- _What is being asked_: When you write out the records, keep every line exactly as it is.

(Component data from apps and pages)
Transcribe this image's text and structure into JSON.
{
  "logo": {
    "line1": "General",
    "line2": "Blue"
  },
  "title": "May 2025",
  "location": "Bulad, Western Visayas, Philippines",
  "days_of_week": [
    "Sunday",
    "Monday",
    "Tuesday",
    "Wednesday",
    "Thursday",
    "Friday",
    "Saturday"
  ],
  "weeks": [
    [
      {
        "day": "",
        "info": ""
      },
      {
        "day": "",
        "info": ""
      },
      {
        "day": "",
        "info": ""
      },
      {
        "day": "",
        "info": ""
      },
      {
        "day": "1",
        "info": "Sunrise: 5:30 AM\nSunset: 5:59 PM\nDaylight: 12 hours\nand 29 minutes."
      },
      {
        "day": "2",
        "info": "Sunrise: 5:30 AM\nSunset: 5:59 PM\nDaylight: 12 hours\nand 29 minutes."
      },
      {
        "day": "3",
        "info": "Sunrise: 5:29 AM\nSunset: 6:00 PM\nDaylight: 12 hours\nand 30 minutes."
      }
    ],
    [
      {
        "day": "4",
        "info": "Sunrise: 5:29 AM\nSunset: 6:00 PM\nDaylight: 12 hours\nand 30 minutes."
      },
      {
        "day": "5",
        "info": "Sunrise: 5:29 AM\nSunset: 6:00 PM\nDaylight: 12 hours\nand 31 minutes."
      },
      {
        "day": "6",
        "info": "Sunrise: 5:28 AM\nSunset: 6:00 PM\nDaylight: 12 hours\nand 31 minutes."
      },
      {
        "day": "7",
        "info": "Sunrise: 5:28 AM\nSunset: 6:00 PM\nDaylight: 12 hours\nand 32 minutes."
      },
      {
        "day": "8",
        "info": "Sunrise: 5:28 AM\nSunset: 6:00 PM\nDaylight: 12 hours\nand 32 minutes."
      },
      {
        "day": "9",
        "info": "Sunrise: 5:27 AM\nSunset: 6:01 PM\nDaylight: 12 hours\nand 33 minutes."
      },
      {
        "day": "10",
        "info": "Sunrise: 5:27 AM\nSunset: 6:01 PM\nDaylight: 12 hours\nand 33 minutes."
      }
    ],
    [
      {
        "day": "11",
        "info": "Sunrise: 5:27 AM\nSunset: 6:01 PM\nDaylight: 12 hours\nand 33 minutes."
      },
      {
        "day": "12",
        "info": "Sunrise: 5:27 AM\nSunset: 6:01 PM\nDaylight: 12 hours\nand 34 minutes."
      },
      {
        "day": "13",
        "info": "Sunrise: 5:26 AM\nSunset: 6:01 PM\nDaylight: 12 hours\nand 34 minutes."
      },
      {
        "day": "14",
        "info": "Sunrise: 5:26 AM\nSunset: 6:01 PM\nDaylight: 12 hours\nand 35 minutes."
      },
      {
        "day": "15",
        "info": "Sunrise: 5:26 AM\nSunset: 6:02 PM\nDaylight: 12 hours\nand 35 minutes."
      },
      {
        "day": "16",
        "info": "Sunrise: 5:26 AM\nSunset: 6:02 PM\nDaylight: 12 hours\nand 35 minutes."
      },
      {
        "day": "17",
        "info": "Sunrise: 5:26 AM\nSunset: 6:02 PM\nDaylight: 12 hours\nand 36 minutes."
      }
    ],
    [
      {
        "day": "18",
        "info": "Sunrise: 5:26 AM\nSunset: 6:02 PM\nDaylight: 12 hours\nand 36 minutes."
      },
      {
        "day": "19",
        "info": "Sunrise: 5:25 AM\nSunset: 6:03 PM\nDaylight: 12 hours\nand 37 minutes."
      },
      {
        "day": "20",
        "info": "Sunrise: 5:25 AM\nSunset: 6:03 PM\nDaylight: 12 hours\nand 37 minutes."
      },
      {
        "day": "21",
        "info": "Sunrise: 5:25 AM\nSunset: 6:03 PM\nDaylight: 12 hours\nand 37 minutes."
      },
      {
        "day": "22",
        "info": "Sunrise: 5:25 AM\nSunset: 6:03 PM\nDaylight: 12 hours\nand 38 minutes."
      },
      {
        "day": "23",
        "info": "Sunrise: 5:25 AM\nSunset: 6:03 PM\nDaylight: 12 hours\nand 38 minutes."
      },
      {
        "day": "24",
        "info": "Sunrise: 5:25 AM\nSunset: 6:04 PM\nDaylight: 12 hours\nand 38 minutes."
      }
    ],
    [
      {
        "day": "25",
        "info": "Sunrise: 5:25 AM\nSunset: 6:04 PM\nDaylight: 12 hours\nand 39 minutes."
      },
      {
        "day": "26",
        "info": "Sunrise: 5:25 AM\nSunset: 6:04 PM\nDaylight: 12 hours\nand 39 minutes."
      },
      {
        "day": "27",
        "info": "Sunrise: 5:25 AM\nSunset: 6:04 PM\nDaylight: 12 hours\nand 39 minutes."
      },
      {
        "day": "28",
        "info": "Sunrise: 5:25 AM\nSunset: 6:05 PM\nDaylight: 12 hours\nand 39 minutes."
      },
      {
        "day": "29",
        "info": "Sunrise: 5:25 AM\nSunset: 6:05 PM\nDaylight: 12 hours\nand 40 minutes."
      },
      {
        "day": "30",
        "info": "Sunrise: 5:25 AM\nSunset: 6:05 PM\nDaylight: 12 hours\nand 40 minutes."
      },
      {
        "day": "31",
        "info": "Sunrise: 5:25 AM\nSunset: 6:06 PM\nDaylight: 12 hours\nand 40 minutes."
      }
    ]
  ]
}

- _Response below_:
Transcribe this image's text and structure into JSON.
{
  "logo": {
    "line1": "General",
    "line2": "Blue"
  },
  "title": "May 2025",
  "location": "Bulad, Western Visayas, Philippines",
  "days_of_week": [
    "Sunday",
    "Monday",
    "Tuesday",
    "Wednesday",
    "Thursday",
    "Friday",
    "Saturday"
  ],
  "weeks": [
    [
      {
        "day": "",
        "info": ""
      },
      {
        "day": "",
        "info": ""
      },
      {
        "day": "",
        "info": ""
      },
      {
        "day": "",
        "info": ""
      },
      {
        "day": "1",
        "info": "Sunrise: 5:30 AM\nSunset: 5:59 PM\nDaylight: 12 hours\nand 29 minutes."
      },
      {
        "day": "2",
        "info": "Sunrise: 5:30 AM\nSunset: 5:59 PM\nDaylight: 12 hours\nand 29 minutes."
      },
      {
        "day": "3",
        "info": "Sunrise: 5:29 AM\nSunset: 6:00 PM\nDaylight: 12 hours\nand 30 minutes."
      }
    ],
    [
      {
        "day": "4",
        "info": "Sunrise: 5:29 AM\nSunset: 6:00 PM\nDaylight: 12 hours\nand 30 minutes."
      },
      {
        "day": "5",
        "info": "Sunrise: 5:29 AM\nSunset: 6:00 PM\nDaylight: 12 hours\nand 31 minutes."
      },
      {
        "day": "6",
        "info": "Sunrise: 5:28 AM\nSunset: 6:00 PM\nDaylight: 12 hours\nand 31 minutes."
      },
      {
        "day": "7",
        "info": "Sunrise: 5:28 AM\nSunset: 6:00 PM\nDaylight: 12 hours\nand 32 minutes."
      },
      {
        "day": "8",
        "info": "Sunrise: 5:28 AM\nSunset: 6:00 PM\nDaylight: 12 hours\nand 32 minutes."
      },
      {
        "day": "9",
        "info": "Sunrise: 5:27 AM\nSunset: 6:01 PM\nDaylight: 12 hours\nand 33 minutes."
      },
      {
        "day": "10",
        "info": "Sunrise: 5:27 AM\nSunset: 6:01 PM\nDaylight: 12 hours\nand 33 minutes."
      }
    ],
    [
      {
        "day": "11",
        "info": "Sunrise: 5:27 AM\nSunset: 6:01 PM\nDaylight: 12 hours\nand 33 minutes."
      },
      {
        "day": "12",
        "info": "Sunrise: 5:27 AM\nSunset: 6:01 PM\nDaylight: 12 hours\nand 34 minutes."
      },
      {
        "day": "13",
        "info": "Sunrise: 5:26 AM\nSunset: 6:01 PM\nDaylight: 12 hours\nand 34 minutes."
      },
      {
        "day": "14",
        "info": "Sunrise: 5:26 AM\nSunset: 6:01 PM\nDaylight: 12 hours\nand 35 minutes."
      },
      {
        "day": "15",
        "info": "Sunrise: 5:26 AM\nSunset: 6:02 PM\nDaylight: 12 hours\nand 35 minutes."
      },
      {
        "day": "16",
        "info": "Sunrise: 5:26 AM\nSunset: 6:02 PM\nDaylight: 12 hours\nand 35 minutes."
      },
      {
        "day": "17",
        "info": "Sunrise: 5:26 AM\nSunset: 6:02 PM\nDaylight: 12 hours\nand 36 minutes."
      }
    ],
    [
      {
        "day": "18",
        "info": "Sunrise: 5:26 AM\nSunset: 6:02 PM\nDaylight: 12 hours\nand 36 minutes."
      },
      {
        "day": "19",
        "info": "Sunrise: 5:25 AM\nSunset: 6:03 PM\nDaylight: 12 hours\nand 37 minutes."
      },
      {
        "day": "20",
        "info": "Sunrise: 5:25 AM\nSunset: 6:03 PM\nDaylight: 12 hours\nand 37 minutes."
      },
      {
        "day": "21",
        "info": "Sunrise: 5:25 AM\nSunset: 6:03 PM\nDaylight: 12 hours\nand 37 minutes."
      },
      {
        "day": "22",
        "info": "Sunrise: 5:25 AM\nSunset: 6:03 PM\nDaylight: 12 hours\nand 38 minutes."
      },
      {
        "day": "23",
        "info": "Sunrise: 5:25 AM\nSunset: 6:03 PM\nDaylight: 12 hours\nand 38 minutes."
      },
      {
        "day": "24",
        "info": "Sunrise: 5:25 AM\nSunset: 6:04 PM\nDaylight: 12 hours\nand 38 minutes."
      }
    ],
    [
      {
        "day": "25",
        "info": "Sunrise: 5:25 AM\nSunset: 6:04 PM\nDaylight: 12 hours\nand 39 minutes."
      },
      {
        "day": "26",
        "info": "Sunrise: 5:25 AM\nSunset: 6:04 PM\nDaylight: 12 hours\nand 39 minutes."
      },
      {
        "day": "27",
        "info": "Sunrise: 5:25 AM\nSunset: 6:04 PM\nDaylight: 12 hours\nand 39 minutes."
      },
      {
        "day": "28",
        "info": "Sunrise: 5:25 AM\nSunset: 6:05 PM\nDaylight: 12 hours\nand 39 minutes."
      },
      {
        "day": "29",
        "info": "Sunrise: 5:25 AM\nSunset: 6:05 PM\nDaylight: 12 hours\nand 40 minutes."
      },
      {
        "day": "30",
        "info": "Sunrise: 5:25 AM\nSunset: 6:05 PM\nDaylight: 12 hours\nand 40 minutes."
      },
      {
        "day": "31",
        "info": "Sunrise: 5:25 AM\nSunset: 6:06 PM\nDaylight: 12 hours\nand 40 minutes."
      }
    ]
  ]
}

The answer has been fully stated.